Prompt:
Your answer must be every line of the data below that holds the string "likes", copied exactly.

■ ■ ■

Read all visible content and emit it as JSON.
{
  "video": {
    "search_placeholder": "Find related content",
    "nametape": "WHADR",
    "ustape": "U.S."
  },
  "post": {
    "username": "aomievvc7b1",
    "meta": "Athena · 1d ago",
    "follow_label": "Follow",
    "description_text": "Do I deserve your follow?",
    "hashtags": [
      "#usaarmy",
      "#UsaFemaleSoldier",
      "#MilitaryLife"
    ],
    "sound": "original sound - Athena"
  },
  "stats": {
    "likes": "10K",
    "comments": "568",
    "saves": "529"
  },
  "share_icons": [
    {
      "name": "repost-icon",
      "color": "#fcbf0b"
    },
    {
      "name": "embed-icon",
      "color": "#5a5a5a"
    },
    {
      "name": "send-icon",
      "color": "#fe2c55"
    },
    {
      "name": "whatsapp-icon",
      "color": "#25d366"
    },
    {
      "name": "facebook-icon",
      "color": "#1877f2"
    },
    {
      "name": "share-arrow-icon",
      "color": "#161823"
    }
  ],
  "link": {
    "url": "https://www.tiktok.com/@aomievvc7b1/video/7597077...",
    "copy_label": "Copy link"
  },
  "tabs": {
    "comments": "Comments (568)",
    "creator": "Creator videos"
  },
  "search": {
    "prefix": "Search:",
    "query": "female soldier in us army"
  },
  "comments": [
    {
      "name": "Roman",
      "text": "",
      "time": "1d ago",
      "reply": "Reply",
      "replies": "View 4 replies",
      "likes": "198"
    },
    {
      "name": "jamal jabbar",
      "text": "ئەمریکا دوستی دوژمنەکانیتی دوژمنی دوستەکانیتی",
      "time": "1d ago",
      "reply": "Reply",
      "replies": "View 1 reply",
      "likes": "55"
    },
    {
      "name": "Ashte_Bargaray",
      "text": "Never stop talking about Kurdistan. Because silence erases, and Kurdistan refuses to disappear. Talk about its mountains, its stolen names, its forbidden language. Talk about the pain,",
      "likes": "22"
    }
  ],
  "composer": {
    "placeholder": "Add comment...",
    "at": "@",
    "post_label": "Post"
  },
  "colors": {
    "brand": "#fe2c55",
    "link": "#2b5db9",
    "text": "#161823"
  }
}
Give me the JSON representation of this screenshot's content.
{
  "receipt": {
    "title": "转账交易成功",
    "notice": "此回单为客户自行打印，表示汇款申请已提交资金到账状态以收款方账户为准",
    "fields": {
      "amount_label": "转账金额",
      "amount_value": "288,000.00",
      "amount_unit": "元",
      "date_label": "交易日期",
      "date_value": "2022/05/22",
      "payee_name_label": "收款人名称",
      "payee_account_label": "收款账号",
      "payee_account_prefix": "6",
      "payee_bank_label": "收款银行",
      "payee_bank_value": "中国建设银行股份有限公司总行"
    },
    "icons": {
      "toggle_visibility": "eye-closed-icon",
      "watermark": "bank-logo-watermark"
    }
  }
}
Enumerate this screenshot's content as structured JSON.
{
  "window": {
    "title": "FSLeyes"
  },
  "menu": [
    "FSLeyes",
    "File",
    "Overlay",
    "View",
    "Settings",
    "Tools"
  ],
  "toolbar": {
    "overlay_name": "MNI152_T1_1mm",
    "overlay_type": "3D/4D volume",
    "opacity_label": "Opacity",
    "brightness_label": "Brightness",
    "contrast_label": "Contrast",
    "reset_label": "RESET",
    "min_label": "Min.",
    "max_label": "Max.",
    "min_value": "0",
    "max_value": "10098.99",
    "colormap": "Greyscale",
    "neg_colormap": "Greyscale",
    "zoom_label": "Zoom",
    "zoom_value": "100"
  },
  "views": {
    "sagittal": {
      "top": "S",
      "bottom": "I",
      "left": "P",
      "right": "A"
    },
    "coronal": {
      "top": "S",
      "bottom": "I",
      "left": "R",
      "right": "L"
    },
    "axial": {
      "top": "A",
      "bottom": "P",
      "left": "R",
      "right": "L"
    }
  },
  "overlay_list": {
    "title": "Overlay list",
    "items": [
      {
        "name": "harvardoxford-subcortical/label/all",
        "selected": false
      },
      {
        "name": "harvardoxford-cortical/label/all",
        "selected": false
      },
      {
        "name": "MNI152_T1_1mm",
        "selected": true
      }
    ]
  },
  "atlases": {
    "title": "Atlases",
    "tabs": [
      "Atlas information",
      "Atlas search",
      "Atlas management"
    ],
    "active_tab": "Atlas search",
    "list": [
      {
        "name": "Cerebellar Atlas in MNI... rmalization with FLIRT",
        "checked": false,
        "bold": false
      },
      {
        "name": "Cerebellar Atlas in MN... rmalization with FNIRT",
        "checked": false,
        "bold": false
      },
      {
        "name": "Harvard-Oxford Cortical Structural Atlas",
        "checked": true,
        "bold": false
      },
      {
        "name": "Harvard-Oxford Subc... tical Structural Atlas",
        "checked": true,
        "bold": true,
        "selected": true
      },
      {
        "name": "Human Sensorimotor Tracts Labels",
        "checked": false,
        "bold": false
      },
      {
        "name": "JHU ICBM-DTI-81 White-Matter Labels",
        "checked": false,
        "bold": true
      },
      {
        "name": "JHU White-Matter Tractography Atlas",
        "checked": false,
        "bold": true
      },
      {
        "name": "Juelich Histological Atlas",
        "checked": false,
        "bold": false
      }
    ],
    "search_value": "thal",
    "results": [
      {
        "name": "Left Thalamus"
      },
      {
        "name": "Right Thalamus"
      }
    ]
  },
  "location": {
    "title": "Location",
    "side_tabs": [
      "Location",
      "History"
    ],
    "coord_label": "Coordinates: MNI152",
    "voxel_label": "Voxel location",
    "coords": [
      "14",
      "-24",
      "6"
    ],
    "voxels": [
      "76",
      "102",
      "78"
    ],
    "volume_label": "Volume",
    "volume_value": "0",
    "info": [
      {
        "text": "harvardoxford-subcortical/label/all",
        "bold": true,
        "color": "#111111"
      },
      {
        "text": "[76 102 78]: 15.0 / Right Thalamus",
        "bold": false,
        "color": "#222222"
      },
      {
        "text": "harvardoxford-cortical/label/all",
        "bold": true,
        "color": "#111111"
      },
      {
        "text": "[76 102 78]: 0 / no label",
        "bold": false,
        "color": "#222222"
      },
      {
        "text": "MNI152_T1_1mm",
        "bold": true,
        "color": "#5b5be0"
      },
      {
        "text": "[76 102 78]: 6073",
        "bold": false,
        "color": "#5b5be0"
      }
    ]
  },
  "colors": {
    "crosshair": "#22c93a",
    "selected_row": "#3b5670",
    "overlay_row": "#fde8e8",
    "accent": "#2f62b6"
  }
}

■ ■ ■

Final answer:
    "likes": "10K",
      "likes": "198"
      "likes": "55"
      "likes": "22"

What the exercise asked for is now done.